by Joshua Gormanns
The novel Ghost Species by James Bradley on the surface seems like your stereotypical science fiction novel, dealing with the dangers of climate change and how humanity caused the problems and now tries its best to preserve the species. However, diving deeper into the novel, there are times the reader can easily forget those topics and the novel almost seems like a family drama with the slight change that the main character is not a homo sapiens, but a Neanderthal.
In the beginning, we get to know Jay and Kate, two scientists who are recruited by rich mogul Davis Hucken to work on a project for his Foundation. Their task is to revive the lost species of the Neanderthals. They succeed and when the first Neanderthal baby Eve is born, Kate soon forms a bond with her. One night Kate, who has ethical problems with keeping Eve like a lab rat, decides to take the baby and leave her old life behind to live a secluded life with Eve while hiding from the foundation.
After Kate takes Eve the novel shifts in tone and topic. We only hear about scientific topics and the problems of the world through the news, while we basically read a family drama. We see the first years of Eve’s life through the eyes of Kate. We see how Kate struggles with the situation, always in fear of being caught by the foundation and getting Eve taken away from her.

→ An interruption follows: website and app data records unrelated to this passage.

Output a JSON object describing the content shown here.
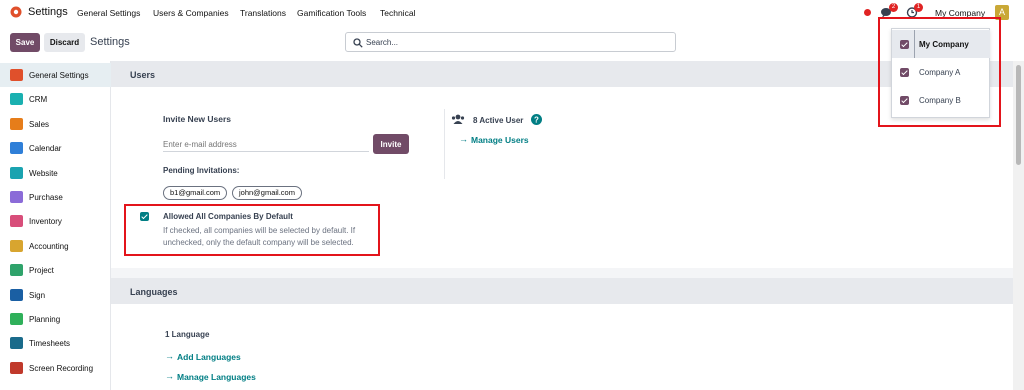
{
  "topnav": {
    "app_title": "Settings",
    "menu": [
      "General Settings",
      "Users & Companies",
      "Translations",
      "Gamification Tools",
      "Technical"
    ],
    "chat_badge": "2",
    "activity_badge": "1",
    "company": "My Company",
    "avatar_initial": "A"
  },
  "control": {
    "save_label": "Save",
    "discard_label": "Discard",
    "title": "Settings",
    "search_placeholder": "Search..."
  },
  "sidebar": {
    "items": [
      {
        "label": "General Settings",
        "icon": "settings-icon",
        "color": "#e0502b"
      },
      {
        "label": "CRM",
        "icon": "crm-icon",
        "color": "#1ab0b0"
      },
      {
        "label": "Sales",
        "icon": "sales-icon",
        "color": "#e67d1a"
      },
      {
        "label": "Calendar",
        "icon": "calendar-icon",
        "color": "#2f7fd8"
      },
      {
        "label": "Website",
        "icon": "website-icon",
        "color": "#1aa3b0"
      },
      {
        "label": "Purchase",
        "icon": "purchase-icon",
        "color": "#8b6bd8"
      },
      {
        "label": "Inventory",
        "icon": "inventory-icon",
        "color": "#d84e7a"
      },
      {
        "label": "Accounting",
        "icon": "accounting-icon",
        "color": "#d8a52f"
      },
      {
        "label": "Project",
        "icon": "project-icon",
        "color": "#2fa36b"
      },
      {
        "label": "Sign",
        "icon": "sign-icon",
        "color": "#1a5fa3"
      },
      {
        "label": "Planning",
        "icon": "planning-icon",
        "color": "#2fb05a"
      },
      {
        "label": "Timesheets",
        "icon": "timesheets-icon",
        "color": "#1a6b8b"
      },
      {
        "label": "Screen Recording",
        "icon": "screen-recording-icon",
        "color": "#c0392b"
      }
    ]
  },
  "users": {
    "section_title": "Users",
    "invite_title": "Invite New Users",
    "email_placeholder": "Enter e-mail address",
    "invite_button": "Invite",
    "pending_title": "Pending Invitations:",
    "pending": [
      "b1@gmail.com",
      "john@gmail.com"
    ],
    "active_users": "8 Active User",
    "manage_users": "Manage Users",
    "allow_all": {
      "checked": true,
      "title": "Allowed All Companies By Default",
      "desc_line1": "If checked, all companies will be selected by default. If",
      "desc_line2": "unchecked, only the default company will be selected."
    }
  },
  "languages": {
    "section_title": "Languages",
    "count": "1 Language",
    "add": "Add Languages",
    "manage": "Manage Languages"
  },
  "company_dropdown": [
    {
      "name": "My Company",
      "checked": true,
      "selected": true
    },
    {
      "name": "Company A",
      "checked": true,
      "selected": false
    },
    {
      "name": "Company B",
      "checked": true,
      "selected": false
    }
  ],
  "colors": {
    "brand": "#714b67",
    "link": "#017e84",
    "highlight": "#e3141b"
  }
}
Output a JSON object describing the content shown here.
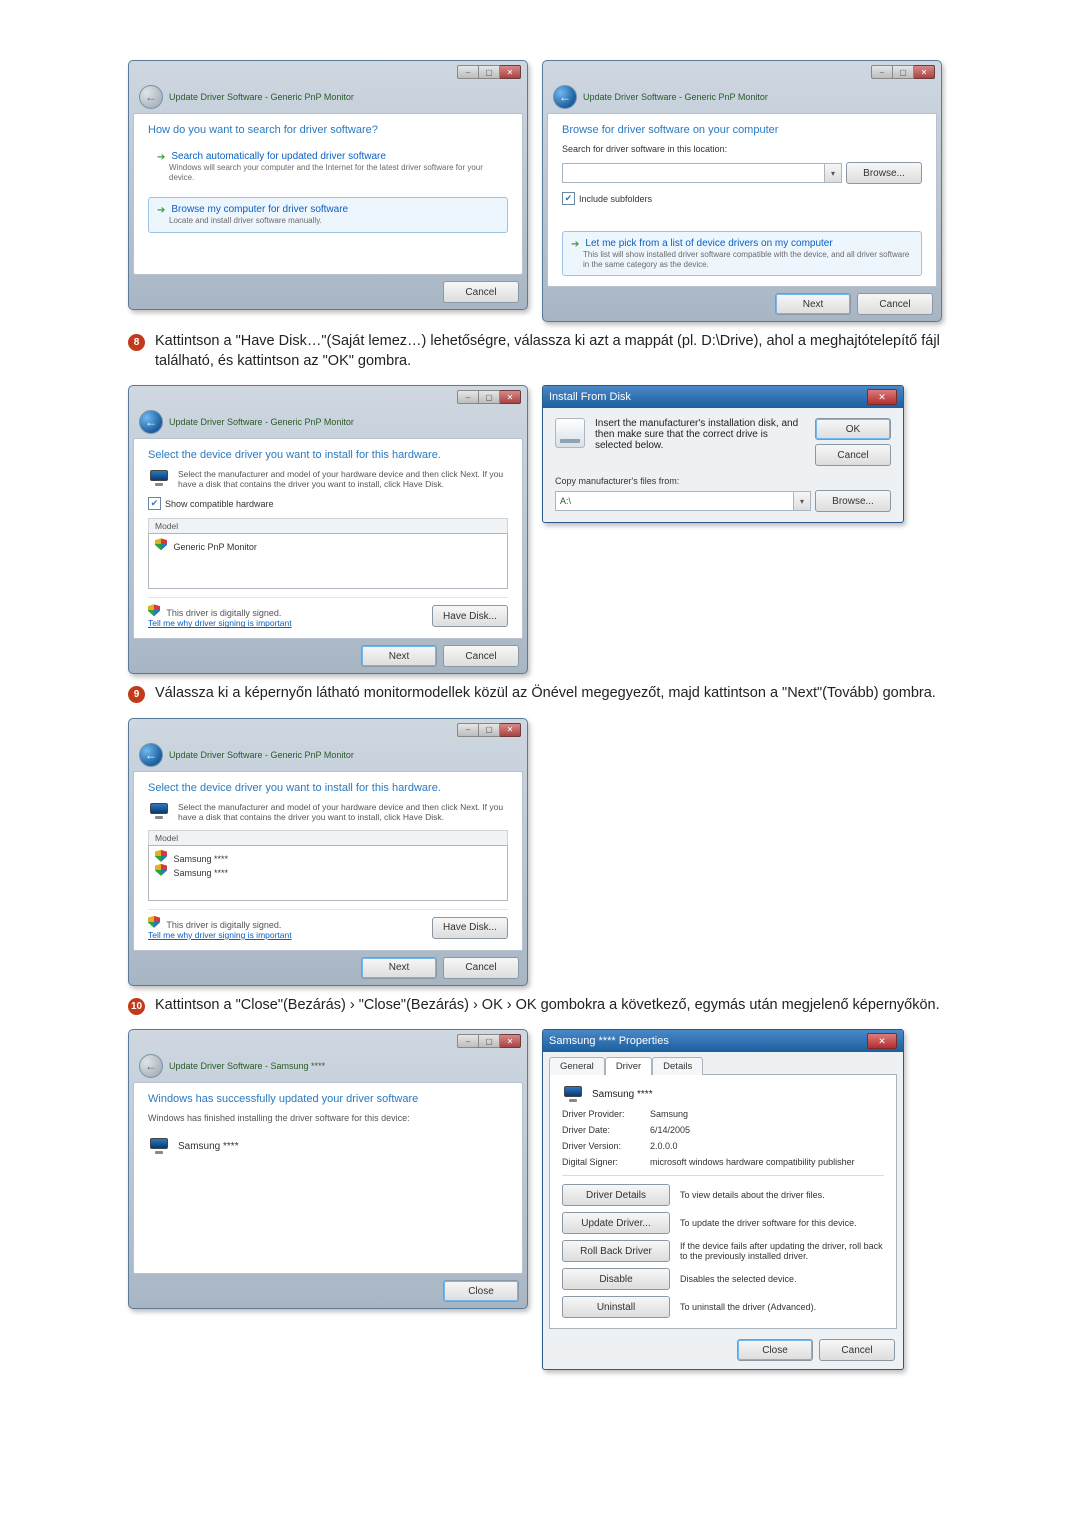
{
  "steps": {
    "s8": {
      "num": "8",
      "text": "Kattintson a \"Have Disk…\"(Saját lemez…) lehetőségre, válassza ki azt a mappát (pl. D:\\Drive), ahol a meghajtótelepítő fájl található, és kattintson az \"OK\" gombra."
    },
    "s9": {
      "num": "9",
      "text": "Válassza ki a képernyőn látható monitormodellek közül az Önével megegyezőt, majd kattintson a \"Next\"(Tovább) gombra."
    },
    "s10": {
      "num": "10",
      "text": "Kattintson a \"Close\"(Bezárás) › \"Close\"(Bezárás) › OK › OK gombokra a következő, egymás után megjelenő képernyőkön."
    }
  },
  "winA": {
    "breadcrumb": "Update Driver Software - Generic PnP Monitor",
    "heading": "How do you want to search for driver software?",
    "opt1_title": "Search automatically for updated driver software",
    "opt1_desc": "Windows will search your computer and the Internet for the latest driver software for your device.",
    "opt2_title": "Browse my computer for driver software",
    "opt2_desc": "Locate and install driver software manually.",
    "cancel": "Cancel"
  },
  "winB": {
    "breadcrumb": "Update Driver Software - Generic PnP Monitor",
    "heading": "Browse for driver software on your computer",
    "path_label": "Search for driver software in this location:",
    "path_value": "",
    "browse": "Browse...",
    "include": "Include subfolders",
    "opt_title": "Let me pick from a list of device drivers on my computer",
    "opt_desc": "This list will show installed driver software compatible with the device, and all driver software in the same category as the device.",
    "next": "Next",
    "cancel": "Cancel"
  },
  "winC": {
    "breadcrumb": "Update Driver Software - Generic PnP Monitor",
    "heading": "Select the device driver you want to install for this hardware.",
    "desc": "Select the manufacturer and model of your hardware device and then click Next. If you have a disk that contains the driver you want to install, click Have Disk.",
    "show_compat": "Show compatible hardware",
    "col_model": "Model",
    "row1": "Generic PnP Monitor",
    "signed": "This driver is digitally signed.",
    "why": "Tell me why driver signing is important",
    "have_disk": "Have Disk...",
    "next": "Next",
    "cancel": "Cancel"
  },
  "dlgDisk": {
    "title": "Install From Disk",
    "msg": "Insert the manufacturer's installation disk, and then make sure that the correct drive is selected below.",
    "ok": "OK",
    "cancel": "Cancel",
    "copy_label": "Copy manufacturer's files from:",
    "path_value": "A:\\",
    "browse": "Browse..."
  },
  "winD": {
    "breadcrumb": "Update Driver Software - Generic PnP Monitor",
    "heading": "Select the device driver you want to install for this hardware.",
    "desc": "Select the manufacturer and model of your hardware device and then click Next. If you have a disk that contains the driver you want to install, click Have Disk.",
    "col_model": "Model",
    "row1": "Samsung ****",
    "row2": "Samsung ****",
    "signed": "This driver is digitally signed.",
    "why": "Tell me why driver signing is important",
    "have_disk": "Have Disk...",
    "next": "Next",
    "cancel": "Cancel"
  },
  "winE": {
    "breadcrumb": "Update Driver Software - Samsung ****",
    "heading": "Windows has successfully updated your driver software",
    "desc": "Windows has finished installing the driver software for this device:",
    "device": "Samsung ****",
    "close": "Close"
  },
  "dlgProp": {
    "title": "Samsung **** Properties",
    "tabs": {
      "general": "General",
      "driver": "Driver",
      "details": "Details"
    },
    "device": "Samsung ****",
    "kv": {
      "provider_k": "Driver Provider:",
      "provider_v": "Samsung",
      "date_k": "Driver Date:",
      "date_v": "6/14/2005",
      "version_k": "Driver Version:",
      "version_v": "2.0.0.0",
      "signer_k": "Digital Signer:",
      "signer_v": "microsoft windows hardware compatibility publisher"
    },
    "actions": {
      "details_btn": "Driver Details",
      "details_txt": "To view details about the driver files.",
      "update_btn": "Update Driver...",
      "update_txt": "To update the driver software for this device.",
      "rollback_btn": "Roll Back Driver",
      "rollback_txt": "If the device fails after updating the driver, roll back to the previously installed driver.",
      "disable_btn": "Disable",
      "disable_txt": "Disables the selected device.",
      "uninstall_btn": "Uninstall",
      "uninstall_txt": "To uninstall the driver (Advanced)."
    },
    "close": "Close",
    "cancel": "Cancel"
  }
}
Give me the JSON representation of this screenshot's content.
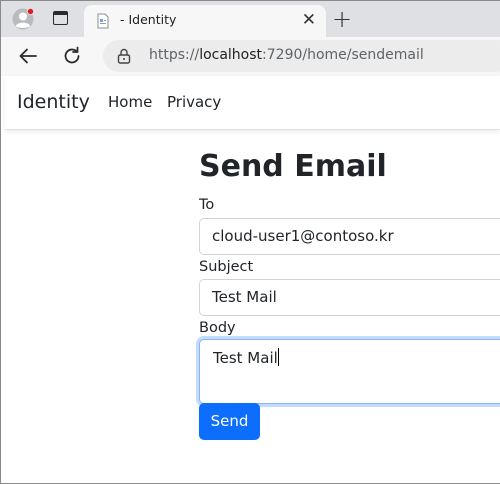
{
  "browser": {
    "tab_title": "- Identity",
    "url_prefix": "https://",
    "url_host": "localhost",
    "url_rest": ":7290/home/sendemail"
  },
  "navbar": {
    "brand": "Identity",
    "links": [
      "Home",
      "Privacy"
    ]
  },
  "form": {
    "title": "Send Email",
    "to_label": "To",
    "to_value": "cloud-user1@contoso.kr",
    "subject_label": "Subject",
    "subject_value": "Test Mail",
    "body_label": "Body",
    "body_value": "Test Mail",
    "submit_label": "Send"
  },
  "colors": {
    "primary": "#0d6efd",
    "focus_border": "#86b7fe"
  }
}
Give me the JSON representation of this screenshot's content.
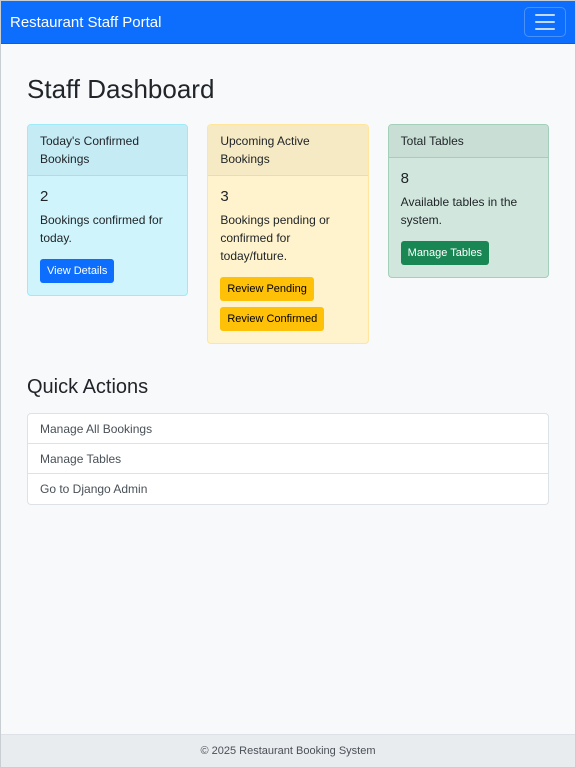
{
  "navbar": {
    "brand": "Restaurant Staff Portal"
  },
  "page": {
    "title": "Staff Dashboard"
  },
  "cards": [
    {
      "header": "Today's Confirmed Bookings",
      "count": "2",
      "text": "Bookings confirmed for today.",
      "buttons": [
        "View Details"
      ],
      "color": "#cff4fc"
    },
    {
      "header": "Upcoming Active Bookings",
      "count": "3",
      "text": "Bookings pending or confirmed for today/future.",
      "buttons": [
        "Review Pending",
        "Review Confirmed"
      ],
      "color": "#fff3cd"
    },
    {
      "header": "Total Tables",
      "count": "8",
      "text": "Available tables in the system.",
      "buttons": [
        "Manage Tables"
      ],
      "color": "#d1e7dd"
    }
  ],
  "quick_actions": {
    "title": "Quick Actions",
    "items": [
      "Manage All Bookings",
      "Manage Tables",
      "Go to Django Admin"
    ]
  },
  "footer": {
    "text": "© 2025 Restaurant Booking System"
  },
  "colors": {
    "primary": "#0d6efd",
    "warning": "#ffc107",
    "success": "#198754"
  }
}
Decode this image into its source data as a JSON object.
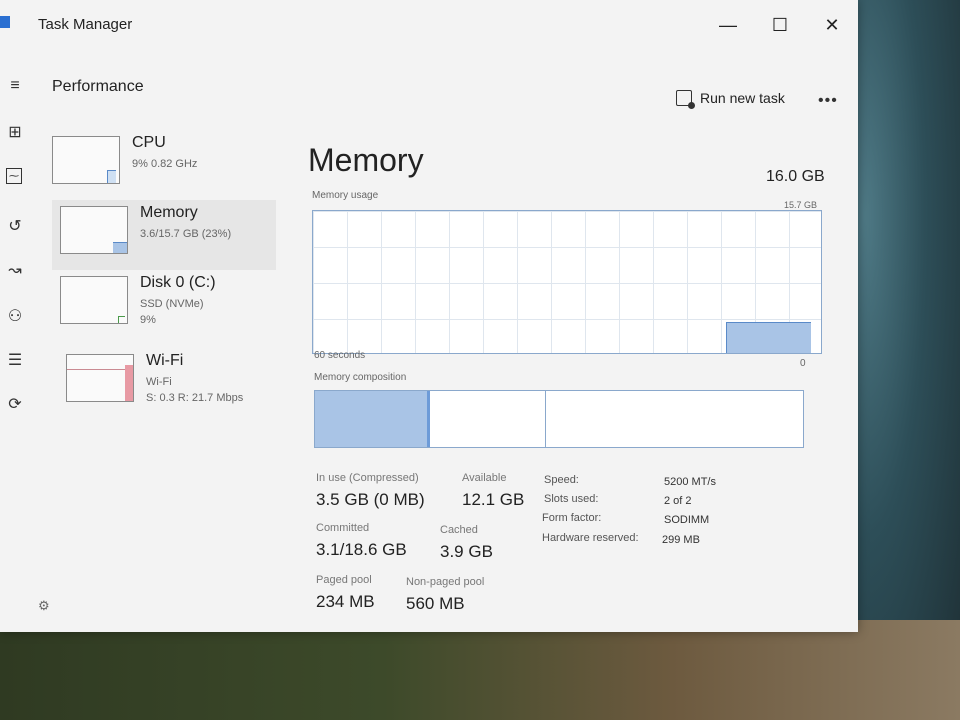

Although not much really happens during this time, to me this is the most interesting part of the novel. I think the author manages to portray Kate’s character very well. We become familiar with her past trauma which shaped her and although she does not practice as a scientist anymore, we can still see the scientist in her. The way she observes every situation and how everything is described, the reader can see her scientistic approaches. This becomes very clear when Eve interacts with Sami, the son of a friend of Kate. Kate acts as an observer, comparing Eves and Sami’s physical attributes, psychological attributes, and the way they develop.
When Eve and Kate are taken by the foundation again the narrative does not return to scientific topics but rather keeps focus on Kate and Eve’s personal problems. After Eve is told about her real identity, the perspective shifts to her. We learn about her insecurities, about how she avoids other people due to her difference in appearance and her slow articulation. We witness her teenage years and eventually how she has to take care of her dying mother while the world around her seems to end.
All in all, I think that it was a good choice by the author to focus more on the two main characters instead of the science fiction plot. Especially focusing on Eve was a great choice because the reader gets to know her differences but also her similarities to homo sapiens. We get to know how she questions herself, feels insecure, and how she in the end can look after herself and go as far as to travel around the whole world finding other Neanderthals.